* Your instructions *
Every line of the data that includes "date" should be copied out.

Segment Start: Given records

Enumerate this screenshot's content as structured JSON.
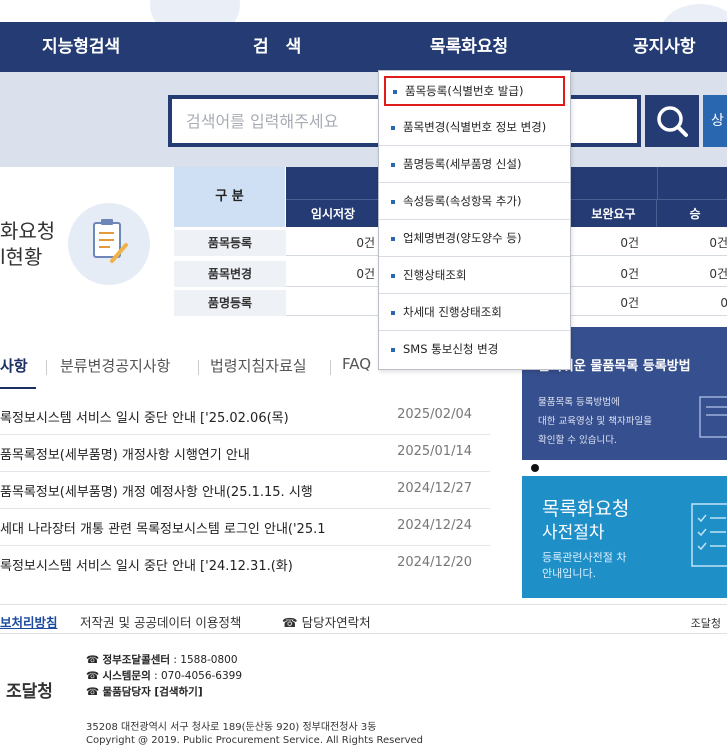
{
  "nav": {
    "items": [
      "지능형검색",
      "검　색",
      "목록화요청",
      "공지사항"
    ]
  },
  "search": {
    "placeholder": "검색어를 입력해주세요",
    "button2_label": "상"
  },
  "dropdown": {
    "items": [
      "품목등록(식별번호 발급)",
      "품목변경(식별번호 정보 변경)",
      "품명등록(세부품명 신설)",
      "속성등록(속성항목 추가)",
      "업체명변경(양도양수 등)",
      "진행상태조회",
      "차세대 진행상태조회",
      "SMS 통보신청 변경"
    ]
  },
  "status": {
    "title_line1": "화요청",
    "title_line2": "l현황",
    "gubun": "구 분",
    "col_temp": "임시저장",
    "col_fix": "보완요구",
    "col_appr": "승",
    "rows": [
      {
        "label": "품목등록",
        "v1": "0건",
        "v2": "0건",
        "v3": "0건"
      },
      {
        "label": "품목변경",
        "v1": "0건",
        "v2": "0건",
        "v3": "0건"
      },
      {
        "label": "품명등록",
        "v1": "",
        "v2": "0건",
        "v3": "0"
      }
    ]
  },
  "tabs": [
    "사항",
    "분류변경공지사항",
    "법령지침자료실",
    "FAQ"
  ],
  "notices": [
    {
      "title": "록정보시스템 서비스 일시 중단 안내 ['25.02.06(목)",
      "date": "2025/02/04"
    },
    {
      "title": "품목록정보(세부품명) 개정사항 시행연기 안내",
      "date": "2025/01/14"
    },
    {
      "title": "품목록정보(세부품명) 개정 예정사항 안내(25.1.15. 시행",
      "date": "2024/12/27"
    },
    {
      "title": "세대 나라장터 개통 관련 목록정보시스템 로그인 안내('25.1",
      "date": "2024/12/24"
    },
    {
      "title": "록정보시스템 서비스 일시 중단 안내 ['24.12.31.(화)",
      "date": "2024/12/20"
    }
  ],
  "banner1": {
    "heading": "알기쉬운 물품목록 등록방법",
    "text1": "물품목록 등록방법에",
    "text2": "대한 교육영상 및 책자파일을",
    "text3": "확인할 수 있습니다."
  },
  "banner2": {
    "heading1": "목록화요청",
    "heading2": "사전절차",
    "text1": "등록관련사전절 차",
    "text2": "안내입니다."
  },
  "footer": {
    "link1": "보처리방침",
    "link2": "저작권 및 공공데이터 이용정책",
    "link3": "담당자연락처",
    "right": "조달청",
    "logo": "조달청",
    "contact1_label": "정부조달콜센터",
    "contact1_value": " : 1588-0800",
    "contact2_label": "시스템문의",
    "contact2_value": " : 070-4056-6399",
    "contact3_label": "물품담당자 [검색하기]",
    "address": "35208 대전광역시 서구 청사로 189(둔산동 920) 정부대전청사 3동",
    "copyright": "Copyright @ 2019. Public Procurement Service. All Rights Reserved"
  },
  "colors": {
    "nav": "#243b74",
    "accent": "#2a67b1",
    "highlight": "#e01b1b",
    "banner2": "#1f8fc7"
  }
}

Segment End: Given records

* Written answer *
      "date": "2025/02/04"
      "date": "2025/01/14"
      "date": "2024/12/27"
      "date": "2024/12/24"
      "date": "2024/12/20"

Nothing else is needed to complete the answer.